- Assigned task: Reproduce every line in the listing that contains the word "title".

- Data supplied:

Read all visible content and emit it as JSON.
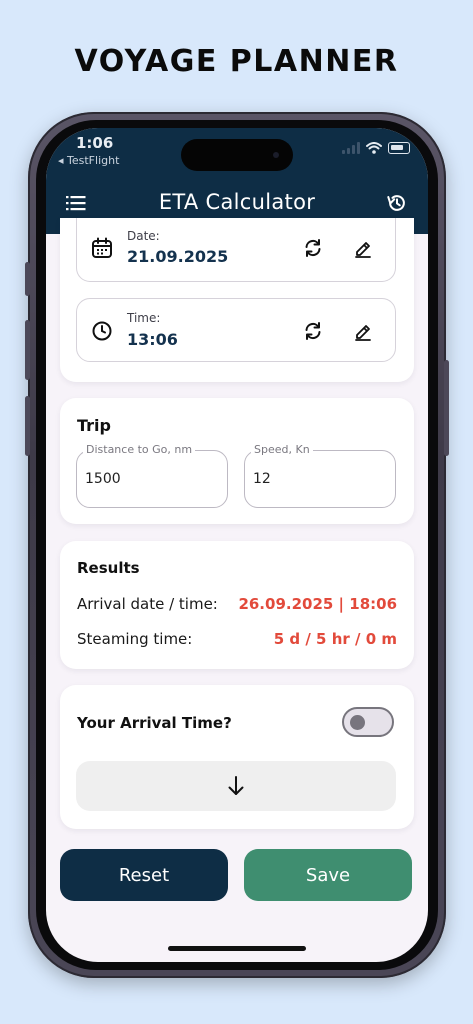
{
  "page": {
    "title": "VOYAGE PLANNER"
  },
  "status_bar": {
    "time": "1:06",
    "back_app": "◂ TestFlight"
  },
  "header": {
    "title": "ETA Calculator"
  },
  "datetime": {
    "date_label": "Date:",
    "date_value": "21.09.2025",
    "time_label": "Time:",
    "time_value": "13:06"
  },
  "trip": {
    "title": "Trip",
    "distance_label": "Distance to Go, nm",
    "distance_value": "1500",
    "speed_label": "Speed, Kn",
    "speed_value": "12"
  },
  "results": {
    "title": "Results",
    "arrival_label": "Arrival date / time:",
    "arrival_value": "26.09.2025 | 18:06",
    "steaming_label": "Steaming time:",
    "steaming_value": "5 d / 5 hr / 0 m"
  },
  "arrival": {
    "label": "Your Arrival Time?",
    "toggle_on": false
  },
  "actions": {
    "reset_label": "Reset",
    "save_label": "Save"
  },
  "colors": {
    "header_bg": "#0e2d45",
    "accent_red": "#e24a3b",
    "save_green": "#3f8e70",
    "page_bg": "#d8e8fb"
  },
  "icons": {
    "menu": "menu-icon",
    "history": "history-icon",
    "calendar": "calendar-icon",
    "clock": "clock-icon",
    "refresh": "refresh-icon",
    "edit": "edit-icon",
    "arrow_down": "arrow-down-icon"
  }
}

- Solved problem:
    "title": "VOYAGE PLANNER"
    "title": "ETA Calculator"
    "title": "Trip",
    "title": "Results",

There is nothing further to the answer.